It is the second program impact summary that Hopkins County Family & Community Health Extension provides. 


According to https://nccd.cdc.gov, Hopkins County has a population of approximately 37,211. Nineteen percent of children live in poverty, and an average of 21% of youth ages 6-19 are overweight.

Additionally, approximately 24% achieve one hour or less of moderate physical activity; an average of 45% consume less than one serving of fruit per day, and 50% consume less than one serving of vegetables per day. Other factors that can be a detriment to youth health and wellness include:

  • adult obesity (32% of Hopkins County population)
  • adult smoking (20%)
  • uninsured (24%)


The Community Health/Wellness Alliance and Hopkins County Master Wellness Volunteers identified the need to continue addressing childhood health in nutrition, physical activity, and well-being. Sulphur Springs and Cumby ISDs partnered to accomplish the report for their 2022 summer day camp program. The target audience was students in grades 1-5. Collaborators in the effort were:

  • Department of State Health Services (session on water/sun safety)
  • United Healthcare (session on dental care)
  • Northeast Texas Child Advocacy Center (sessions on stranger danger)
  • Barbara Bush Primary Campus (facilities for sessions)
  • League Street Church of Christ (facilities for the hands-on cooking sessions)
  • Cumby School campus (facilities for sessions)
  • Hopkins County Master Wellness Volunteers
  • Healthy Texas Youth Ambassador


A total of nine sessions were provided, including a 2 ½ hour hands-on cooking session for Sulphur Springs students. Sessions included: physical activity at each session, the “Color Me Healthy” curriculum, nutrition, the importance of breakfast, MyPlate, sun safety, water safety, stranger danger, and the hands-on cooking session included reading and following a recipe, food safety, hand hygiene, and kitchen safety. In addition, they distributed the incentive items to reinforce the information learned: MyPlate plates, exercise bands, MyPlate flying discs, sports bottles, aprons, and more.

In a retrospective, they distributed an 11-question post-survey to two Sulphur Springs classes (30 returned) and a 14-question post-survey to two Cumby classes, with 20 returned. Surveys included multiple choice, true or false questions and intent to adopt practices learned during the sessions. Students indicated learning:

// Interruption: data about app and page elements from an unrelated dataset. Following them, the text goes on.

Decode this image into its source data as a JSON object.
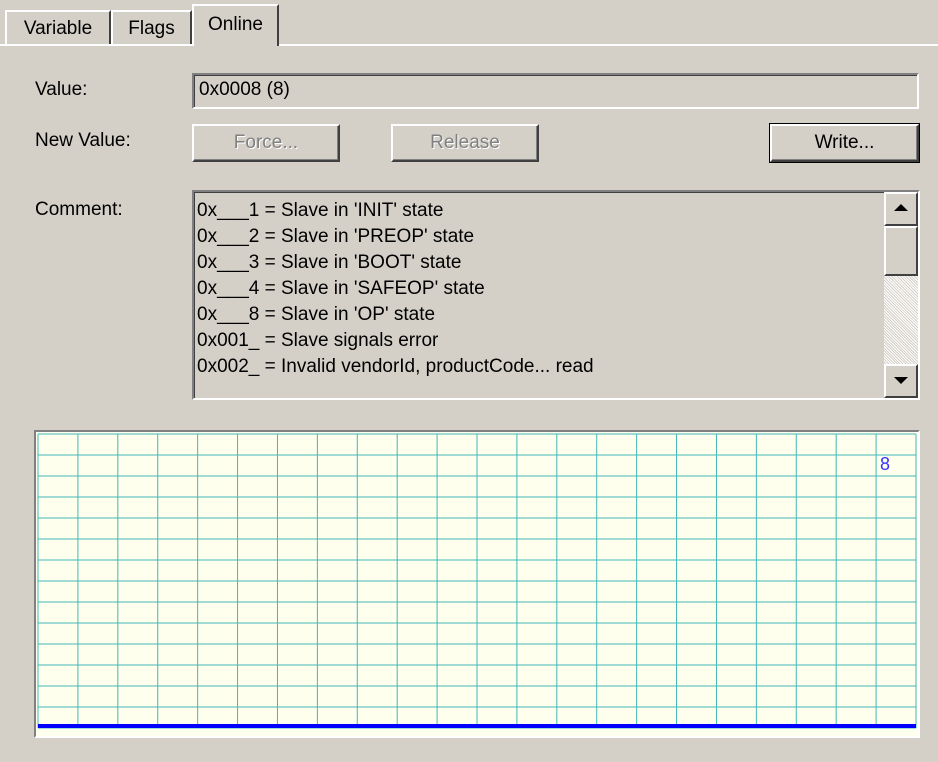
{
  "tabs": [
    {
      "label": "Variable",
      "active": false
    },
    {
      "label": "Flags",
      "active": false
    },
    {
      "label": "Online",
      "active": true
    }
  ],
  "value": {
    "label": "Value:",
    "text": "0x0008 (8)"
  },
  "new_value": {
    "label": "New Value:",
    "force_label": "Force...",
    "release_label": "Release",
    "write_label": "Write..."
  },
  "comment": {
    "label": "Comment:",
    "lines": [
      "0x___1 = Slave in 'INIT' state",
      "0x___2 = Slave in 'PREOP' state",
      "0x___3 = Slave in 'BOOT' state",
      "0x___4 = Slave in 'SAFEOP' state",
      "0x___8 = Slave in 'OP' state",
      "0x001_ = Slave signals error",
      "0x002_ = Invalid vendorId, productCode... read"
    ]
  },
  "icons": {
    "scroll_up": "arrow-up-icon",
    "scroll_down": "arrow-down-icon"
  },
  "colors": {
    "window_bg": "#d4d0c8",
    "chart_bg": "#ffffee",
    "grid": "#40b8b8",
    "trace": "#0000ff",
    "value_label": "#3333ff"
  },
  "chart_data": {
    "type": "line",
    "current_value_label": "8",
    "series": [
      {
        "values": [
          0,
          0
        ]
      }
    ],
    "grid": true
  }
}
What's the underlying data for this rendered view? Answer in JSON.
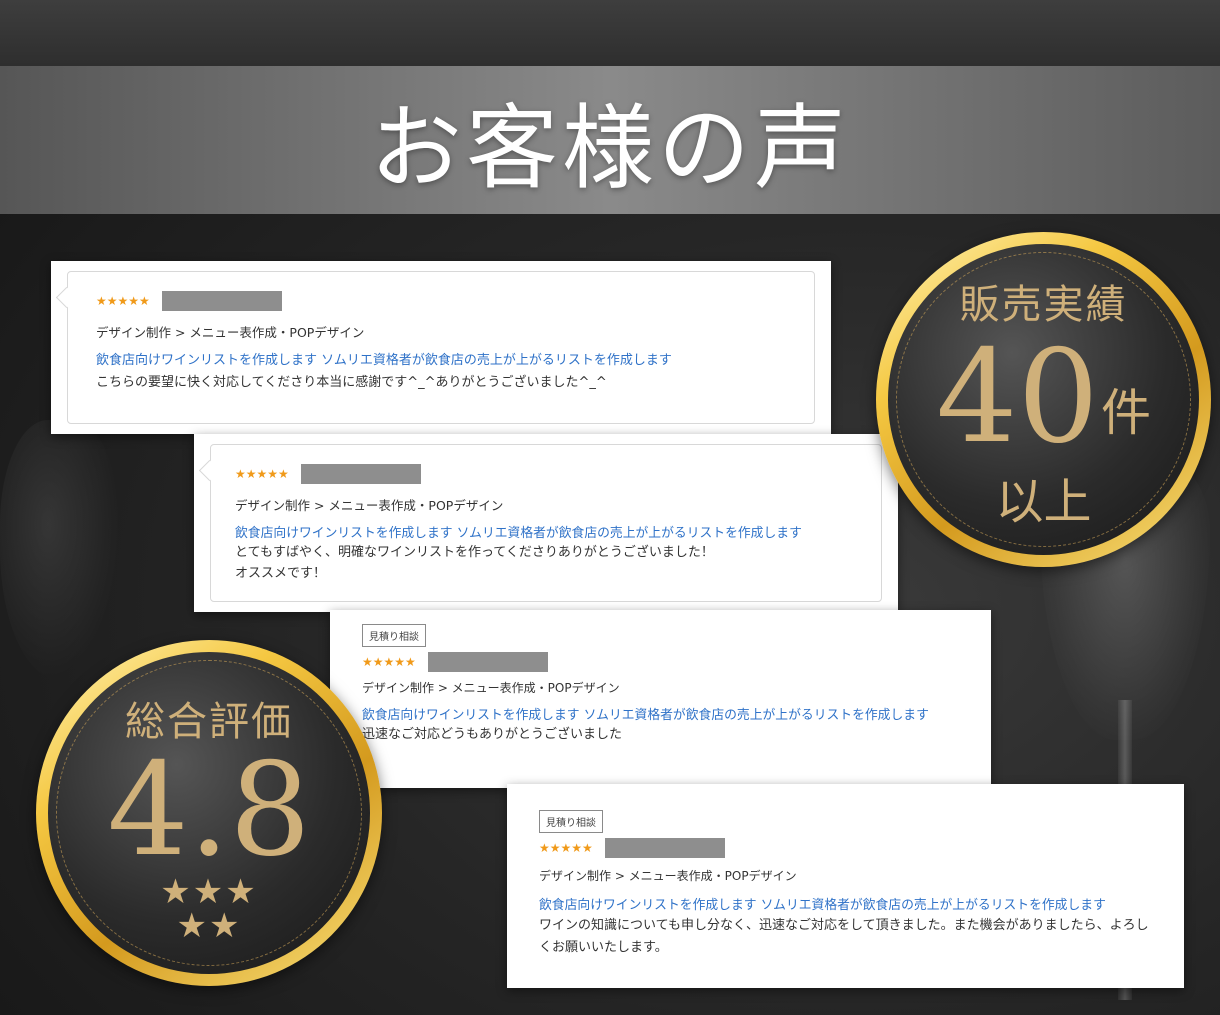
{
  "title": "お客様の声",
  "reviews": [
    {
      "stars": "★★★★★",
      "tag": "",
      "breadcrumb": "デザイン制作 > メニュー表作成・POPデザイン",
      "link": "飲食店向けワインリストを作成します ソムリエ資格者が飲食店の売上が上がるリストを作成します",
      "comment": "こちらの要望に快く対応してくださり本当に感謝です^_^ありがとうございました^_^"
    },
    {
      "stars": "★★★★★",
      "tag": "",
      "breadcrumb": "デザイン制作 > メニュー表作成・POPデザイン",
      "link": "飲食店向けワインリストを作成します ソムリエ資格者が飲食店の売上が上がるリストを作成します",
      "comment": "とてもすばやく、明確なワインリストを作ってくださりありがとうございました！\nオススメです！"
    },
    {
      "stars": "★★★★★",
      "tag": "見積り相談",
      "breadcrumb": "デザイン制作 > メニュー表作成・POPデザイン",
      "link": "飲食店向けワインリストを作成します ソムリエ資格者が飲食店の売上が上がるリストを作成します",
      "comment": "迅速なご対応どうもありがとうございました"
    },
    {
      "stars": "★★★★★",
      "tag": "見積り相談",
      "breadcrumb": "デザイン制作 > メニュー表作成・POPデザイン",
      "link": "飲食店向けワインリストを作成します ソムリエ資格者が飲食店の売上が上がるリストを作成します",
      "comment": "ワインの知識についても申し分なく、迅速なご対応をして頂きました。また機会がありましたら、よろしくお願いいたします。"
    }
  ],
  "sales_badge": {
    "label": "販売実績",
    "number": "40",
    "unit": "件",
    "suffix": "以上"
  },
  "rating_badge": {
    "label": "総合評価",
    "value": "4.8",
    "stars_row1": "★★★",
    "stars_row2": "★★"
  },
  "colors": {
    "link": "#2f72c8",
    "star": "#f09a1a",
    "gold_text": "#cfb07a",
    "gold_ring": "#f5c842"
  }
}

  • 100% (50/50) were able to identify dairy products from a list
  • 100% (50/50) were able to locate the recommended number of minutes of physical activity
  • 100% (50/50) were able to locate the best beverage for hot days
  • 90% (45/50) were able to determine what to do in the event of severe weather
  • 88% (44/50) were able to locate sedentary behavior vs. physical activity
  • 88% (44/50) were able to identify foods in the protein group

Intent to adopt practices:

  • 100% (50/50) indicated that they would drink more water and fewer sweetened beverages
  • 96% (48/50) indicated that they plan to eat breakfast every morning
  • 88% (44/50) indicated that they plan to eat more fruits & vegetables

I know statistics can be boring, but they certainly help tell the story about the impact of these programs! Texas A&M AgriLife Extension is about education and helping people have better lives. Thank the two schools for allowing me to be part of their very successful summer camp program!

Closing Thought

A year is 365 opportunities for something great to happen!